— Input material —

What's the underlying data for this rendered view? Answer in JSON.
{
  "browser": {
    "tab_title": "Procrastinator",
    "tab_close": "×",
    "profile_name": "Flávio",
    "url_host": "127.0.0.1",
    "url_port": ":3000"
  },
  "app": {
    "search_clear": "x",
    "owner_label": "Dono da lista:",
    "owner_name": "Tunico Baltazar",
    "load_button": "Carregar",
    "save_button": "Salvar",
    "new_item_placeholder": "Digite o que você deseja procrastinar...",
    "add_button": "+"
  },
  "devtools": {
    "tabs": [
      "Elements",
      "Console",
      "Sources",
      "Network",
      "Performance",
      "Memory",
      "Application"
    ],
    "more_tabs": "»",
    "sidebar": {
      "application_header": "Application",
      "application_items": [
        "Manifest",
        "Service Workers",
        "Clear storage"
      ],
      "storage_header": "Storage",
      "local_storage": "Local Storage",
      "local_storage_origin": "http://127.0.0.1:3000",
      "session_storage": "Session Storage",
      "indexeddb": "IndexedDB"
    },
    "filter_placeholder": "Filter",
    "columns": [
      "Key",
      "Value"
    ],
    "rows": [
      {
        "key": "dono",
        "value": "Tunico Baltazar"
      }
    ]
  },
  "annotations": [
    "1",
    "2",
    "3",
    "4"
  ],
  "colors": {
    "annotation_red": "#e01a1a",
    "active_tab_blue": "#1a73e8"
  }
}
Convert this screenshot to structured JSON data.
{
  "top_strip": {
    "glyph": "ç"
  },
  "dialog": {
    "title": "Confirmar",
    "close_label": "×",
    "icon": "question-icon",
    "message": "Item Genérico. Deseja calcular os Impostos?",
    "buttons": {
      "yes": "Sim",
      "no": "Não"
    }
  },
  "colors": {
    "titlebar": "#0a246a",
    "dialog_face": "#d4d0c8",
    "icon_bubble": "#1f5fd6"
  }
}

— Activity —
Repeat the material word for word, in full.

— Task answer —
What's the underlying data for this rendered view? Answer in JSON.
{
  "browser": {
    "tab_title": "Procrastinator",
    "tab_close": "×",
    "profile_name": "Flávio",
    "url_host": "127.0.0.1",
    "url_port": ":3000"
  },
  "app": {
    "search_clear": "x",
    "owner_label": "Dono da lista:",
    "owner_name": "Tunico Baltazar",
    "load_button": "Carregar",
    "save_button": "Salvar",
    "new_item_placeholder": "Digite o que você deseja procrastinar...",
    "add_button": "+"
  },
  "devtools": {
    "tabs": [
      "Elements",
      "Console",
      "Sources",
      "Network",
      "Performance",
      "Memory",
      "Application"
    ],
    "more_tabs": "»",
    "sidebar": {
      "application_header": "Application",
      "application_items": [
        "Manifest",
        "Service Workers",
        "Clear storage"
      ],
      "storage_header": "Storage",
      "local_storage": "Local Storage",
      "local_storage_origin": "http://127.0.0.1:3000",
      "session_storage": "Session Storage",
      "indexeddb": "IndexedDB"
    },
    "filter_placeholder": "Filter",
    "columns": [
      "Key",
      "Value"
    ],
    "rows": [
      {
        "key": "dono",
        "value": "Tunico Baltazar"
      }
    ]
  },
  "annotations": [
    "1",
    "2",
    "3",
    "4"
  ],
  "colors": {
    "annotation_red": "#e01a1a",
    "active_tab_blue": "#1a73e8"
  }
}
Convert this screenshot to structured JSON data.
{
  "top_strip": {
    "glyph": "ç"
  },
  "dialog": {
    "title": "Confirmar",
    "close_label": "×",
    "icon": "question-icon",
    "message": "Item Genérico. Deseja calcular os Impostos?",
    "buttons": {
      "yes": "Sim",
      "no": "Não"
    }
  },
  "colors": {
    "titlebar": "#0a246a",
    "dialog_face": "#d4d0c8",
    "icon_bubble": "#1f5fd6"
  }
}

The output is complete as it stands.